> [Task details]: An exact copy of every record is the required answer.
[Opening Record set section]
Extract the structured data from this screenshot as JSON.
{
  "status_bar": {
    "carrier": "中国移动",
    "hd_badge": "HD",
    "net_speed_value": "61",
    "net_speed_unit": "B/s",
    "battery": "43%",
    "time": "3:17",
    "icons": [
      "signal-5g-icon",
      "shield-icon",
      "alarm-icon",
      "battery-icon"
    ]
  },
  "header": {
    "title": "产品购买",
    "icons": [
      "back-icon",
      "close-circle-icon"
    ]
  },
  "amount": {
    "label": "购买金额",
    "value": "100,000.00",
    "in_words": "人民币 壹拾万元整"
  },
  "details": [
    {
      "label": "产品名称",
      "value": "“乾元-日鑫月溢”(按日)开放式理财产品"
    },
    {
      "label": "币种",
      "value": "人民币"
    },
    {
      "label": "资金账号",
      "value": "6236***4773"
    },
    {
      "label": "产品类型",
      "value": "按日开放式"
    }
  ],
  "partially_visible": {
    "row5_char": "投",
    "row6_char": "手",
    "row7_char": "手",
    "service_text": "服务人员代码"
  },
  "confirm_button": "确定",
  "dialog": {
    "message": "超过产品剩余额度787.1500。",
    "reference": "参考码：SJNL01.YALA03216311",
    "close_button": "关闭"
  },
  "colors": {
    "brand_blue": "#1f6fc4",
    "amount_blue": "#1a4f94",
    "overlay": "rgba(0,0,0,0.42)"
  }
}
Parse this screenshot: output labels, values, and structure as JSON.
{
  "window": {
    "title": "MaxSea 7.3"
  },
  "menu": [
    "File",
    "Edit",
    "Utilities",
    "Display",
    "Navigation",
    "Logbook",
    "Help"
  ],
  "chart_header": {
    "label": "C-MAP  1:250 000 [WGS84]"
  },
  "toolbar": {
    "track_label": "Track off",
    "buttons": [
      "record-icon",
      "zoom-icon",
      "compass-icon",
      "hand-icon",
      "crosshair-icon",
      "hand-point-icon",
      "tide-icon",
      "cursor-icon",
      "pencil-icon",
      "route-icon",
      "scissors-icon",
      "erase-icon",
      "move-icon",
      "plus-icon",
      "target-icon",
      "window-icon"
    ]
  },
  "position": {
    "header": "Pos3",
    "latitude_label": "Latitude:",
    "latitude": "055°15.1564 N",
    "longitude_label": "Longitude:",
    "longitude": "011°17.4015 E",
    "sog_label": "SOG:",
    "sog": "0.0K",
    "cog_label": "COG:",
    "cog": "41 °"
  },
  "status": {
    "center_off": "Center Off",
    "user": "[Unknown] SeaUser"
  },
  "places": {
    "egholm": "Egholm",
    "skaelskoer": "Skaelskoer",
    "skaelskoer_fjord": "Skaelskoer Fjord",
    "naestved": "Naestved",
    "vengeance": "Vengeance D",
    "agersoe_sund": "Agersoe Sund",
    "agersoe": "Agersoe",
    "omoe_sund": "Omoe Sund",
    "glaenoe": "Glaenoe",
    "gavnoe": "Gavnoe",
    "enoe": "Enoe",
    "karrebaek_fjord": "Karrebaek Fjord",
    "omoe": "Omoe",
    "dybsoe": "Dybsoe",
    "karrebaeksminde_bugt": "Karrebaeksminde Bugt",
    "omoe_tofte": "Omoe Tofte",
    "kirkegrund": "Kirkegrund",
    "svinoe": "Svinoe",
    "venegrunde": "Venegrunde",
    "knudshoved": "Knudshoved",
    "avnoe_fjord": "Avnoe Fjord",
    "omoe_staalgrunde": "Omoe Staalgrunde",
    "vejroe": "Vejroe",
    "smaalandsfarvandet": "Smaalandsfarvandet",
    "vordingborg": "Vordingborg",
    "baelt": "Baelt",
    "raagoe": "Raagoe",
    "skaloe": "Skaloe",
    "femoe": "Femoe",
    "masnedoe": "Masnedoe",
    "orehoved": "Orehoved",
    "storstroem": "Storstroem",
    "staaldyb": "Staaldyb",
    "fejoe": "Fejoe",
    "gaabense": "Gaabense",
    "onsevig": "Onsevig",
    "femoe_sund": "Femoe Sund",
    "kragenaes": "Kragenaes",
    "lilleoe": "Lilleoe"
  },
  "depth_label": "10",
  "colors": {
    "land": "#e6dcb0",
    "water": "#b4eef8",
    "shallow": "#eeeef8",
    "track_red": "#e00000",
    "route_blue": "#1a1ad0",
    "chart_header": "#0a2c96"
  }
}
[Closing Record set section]
> [Your response]:
Extract the structured data from this screenshot as JSON.
{
  "status_bar": {
    "carrier": "中国移动",
    "hd_badge": "HD",
    "net_speed_value": "61",
    "net_speed_unit": "B/s",
    "battery": "43%",
    "time": "3:17",
    "icons": [
      "signal-5g-icon",
      "shield-icon",
      "alarm-icon",
      "battery-icon"
    ]
  },
  "header": {
    "title": "产品购买",
    "icons": [
      "back-icon",
      "close-circle-icon"
    ]
  },
  "amount": {
    "label": "购买金额",
    "value": "100,000.00",
    "in_words": "人民币 壹拾万元整"
  },
  "details": [
    {
      "label": "产品名称",
      "value": "“乾元-日鑫月溢”(按日)开放式理财产品"
    },
    {
      "label": "币种",
      "value": "人民币"
    },
    {
      "label": "资金账号",
      "value": "6236***4773"
    },
    {
      "label": "产品类型",
      "value": "按日开放式"
    }
  ],
  "partially_visible": {
    "row5_char": "投",
    "row6_char": "手",
    "row7_char": "手",
    "service_text": "服务人员代码"
  },
  "confirm_button": "确定",
  "dialog": {
    "message": "超过产品剩余额度787.1500。",
    "reference": "参考码：SJNL01.YALA03216311",
    "close_button": "关闭"
  },
  "colors": {
    "brand_blue": "#1f6fc4",
    "amount_blue": "#1a4f94",
    "overlay": "rgba(0,0,0,0.42)"
  }
}
Parse this screenshot: output labels, values, and structure as JSON.
{
  "window": {
    "title": "MaxSea 7.3"
  },
  "menu": [
    "File",
    "Edit",
    "Utilities",
    "Display",
    "Navigation",
    "Logbook",
    "Help"
  ],
  "chart_header": {
    "label": "C-MAP  1:250 000 [WGS84]"
  },
  "toolbar": {
    "track_label": "Track off",
    "buttons": [
      "record-icon",
      "zoom-icon",
      "compass-icon",
      "hand-icon",
      "crosshair-icon",
      "hand-point-icon",
      "tide-icon",
      "cursor-icon",
      "pencil-icon",
      "route-icon",
      "scissors-icon",
      "erase-icon",
      "move-icon",
      "plus-icon",
      "target-icon",
      "window-icon"
    ]
  },
  "position": {
    "header": "Pos3",
    "latitude_label": "Latitude:",
    "latitude": "055°15.1564 N",
    "longitude_label": "Longitude:",
    "longitude": "011°17.4015 E",
    "sog_label": "SOG:",
    "sog": "0.0K",
    "cog_label": "COG:",
    "cog": "41 °"
  },
  "status": {
    "center_off": "Center Off",
    "user": "[Unknown] SeaUser"
  },
  "places": {
    "egholm": "Egholm",
    "skaelskoer": "Skaelskoer",
    "skaelskoer_fjord": "Skaelskoer Fjord",
    "naestved": "Naestved",
    "vengeance": "Vengeance D",
    "agersoe_sund": "Agersoe Sund",
    "agersoe": "Agersoe",
    "omoe_sund": "Omoe Sund",
    "glaenoe": "Glaenoe",
    "gavnoe": "Gavnoe",
    "enoe": "Enoe",
    "karrebaek_fjord": "Karrebaek Fjord",
    "omoe": "Omoe",
    "dybsoe": "Dybsoe",
    "karrebaeksminde_bugt": "Karrebaeksminde Bugt",
    "omoe_tofte": "Omoe Tofte",
    "kirkegrund": "Kirkegrund",
    "svinoe": "Svinoe",
    "venegrunde": "Venegrunde",
    "knudshoved": "Knudshoved",
    "avnoe_fjord": "Avnoe Fjord",
    "omoe_staalgrunde": "Omoe Staalgrunde",
    "vejroe": "Vejroe",
    "smaalandsfarvandet": "Smaalandsfarvandet",
    "vordingborg": "Vordingborg",
    "baelt": "Baelt",
    "raagoe": "Raagoe",
    "skaloe": "Skaloe",
    "femoe": "Femoe",
    "masnedoe": "Masnedoe",
    "orehoved": "Orehoved",
    "storstroem": "Storstroem",
    "staaldyb": "Staaldyb",
    "fejoe": "Fejoe",
    "gaabense": "Gaabense",
    "onsevig": "Onsevig",
    "femoe_sund": "Femoe Sund",
    "kragenaes": "Kragenaes",
    "lilleoe": "Lilleoe"
  },
  "depth_label": "10",
  "colors": {
    "land": "#e6dcb0",
    "water": "#b4eef8",
    "shallow": "#eeeef8",
    "track_red": "#e00000",
    "route_blue": "#1a1ad0",
    "chart_header": "#0a2c96"
  }
}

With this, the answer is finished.